Based on a series of popular books, the original series about high school aliens debuted in 1999. Former
One of the big changes from the original is the diverse cast. Our heroine Liz Ortecho (
“I don’t know what the world is going to look like politically when we come back,” MacKenzie told
Liz’s decision in the finale to leave Roswell stems directly from this incident as the company she’s going to work for is willing to sponsor her father’s path to citizenship. “Liz’s decisions about what to do with her life very much are based around the opportunity to ease those fears that she’s been living with for a very, very long time,” MacKenzie adds.

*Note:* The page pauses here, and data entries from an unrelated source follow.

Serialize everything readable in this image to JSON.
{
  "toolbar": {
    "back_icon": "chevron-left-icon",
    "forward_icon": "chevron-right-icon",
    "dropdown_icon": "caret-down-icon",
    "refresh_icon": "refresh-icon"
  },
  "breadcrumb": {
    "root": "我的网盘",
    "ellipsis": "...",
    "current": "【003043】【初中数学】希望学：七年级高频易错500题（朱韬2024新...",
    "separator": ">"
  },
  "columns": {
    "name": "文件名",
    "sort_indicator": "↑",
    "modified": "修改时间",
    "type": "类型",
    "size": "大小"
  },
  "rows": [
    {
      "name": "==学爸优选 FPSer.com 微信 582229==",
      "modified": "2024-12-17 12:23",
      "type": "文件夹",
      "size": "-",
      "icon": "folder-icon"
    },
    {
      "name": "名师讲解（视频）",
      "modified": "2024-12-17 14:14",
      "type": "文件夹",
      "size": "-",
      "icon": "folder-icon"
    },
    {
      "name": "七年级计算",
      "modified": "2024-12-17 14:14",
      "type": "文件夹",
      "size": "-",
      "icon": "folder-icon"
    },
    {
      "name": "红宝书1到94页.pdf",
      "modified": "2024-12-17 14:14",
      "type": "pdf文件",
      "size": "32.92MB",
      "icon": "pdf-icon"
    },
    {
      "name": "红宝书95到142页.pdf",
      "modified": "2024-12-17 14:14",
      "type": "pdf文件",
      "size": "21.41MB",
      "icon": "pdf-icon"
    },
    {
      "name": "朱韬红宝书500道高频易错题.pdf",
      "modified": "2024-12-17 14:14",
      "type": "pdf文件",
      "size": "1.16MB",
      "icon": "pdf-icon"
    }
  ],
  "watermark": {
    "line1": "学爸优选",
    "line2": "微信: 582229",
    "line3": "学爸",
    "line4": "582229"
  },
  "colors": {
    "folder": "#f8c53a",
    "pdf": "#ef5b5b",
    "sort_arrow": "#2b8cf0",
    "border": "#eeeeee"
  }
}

Arturo getting apprehended is only the tip of a very big political iceberg for this show. And if anyone’s wondering whether this show will ever get less political, the answer from MacKenzie is a resounding no. “I got a question on Twitter the other day from a fan who said, ‘Max and Liz keep having these conversations about race and privilege, but it seems like they keep getting interrupted. Are they ever going to come to a resolution?’ And the answer is no, because those aren’t things that you just resolve; they’re things that you live with.”
These issues never feel forced because, as MacKenzie says, all of these issues come up naturally—as they would in anyone’s lives. In a plotline early in the season when Isobel (Lily Cowles) finds out that she’s pregnant with her abusive late-husband Noah (Karan Oberoi)’s baby, she goes to extreme lengths to give herself an abortion. MacKenzie says that she wasn’t sure that she had a story about pregnancy in her. Then the heartbeat bills started passing last year and she realized that she had “this opportunity to tell a very human story with these aliens.”
Isobel’s arc is one of the most beautiful storylines of the season. She comes into the season very angry and traumatized over what Noah did to her. She’s been physically manipulated and controlled and she’s also grieving because she just lost her brother. “I felt a lot of responsibility in telling this story about Isobel’s emergence from her trauma. I wanted to make sure that we didn’t make it feel like there was some magical answer that was going to heal her,” says MacKenzie.
Over the course of the season, we see Isobel get to figure out who she is apart from being a wife or a sister. “For the girl who can jump into somebody’s mind and influence them, she’s heavily, heavily influenced by everyone else’s expectations of her and I think that pulling her out of that, giving her some freedom from other people’s expectations was really healing for her,” explains MacKenzie. Isobel goes from the uptight gala-planning perfect wife to someone who allows herself to have fun (one of my favorite scenes this season is Isobel dancing at lesbian bar.) She figures out what she likes and isn’t afraid of her own strength. MacKenzie also teases a new love story for Isobel next season, so stay tuned.
As for the big twist this season? The mysterious and threatening Mr. Jones that we learn about from Tripp Manes (Jason Behr)’s journal was hunting Louise (Cassandra Jean Amell) and Nora (Kayla Ewell). And he’s someone who looks exactly like Max!
“Mr. Jones is going to be a major player moving forward, and he might be a little different than what he seems. He really has been in season 2 presented as the villain, but we’re going to learn in season 3 that the story of Nora and Louise might be the story that they wanted told. So, we’re having some fun with unreliable narrators,” teases MacKenzie.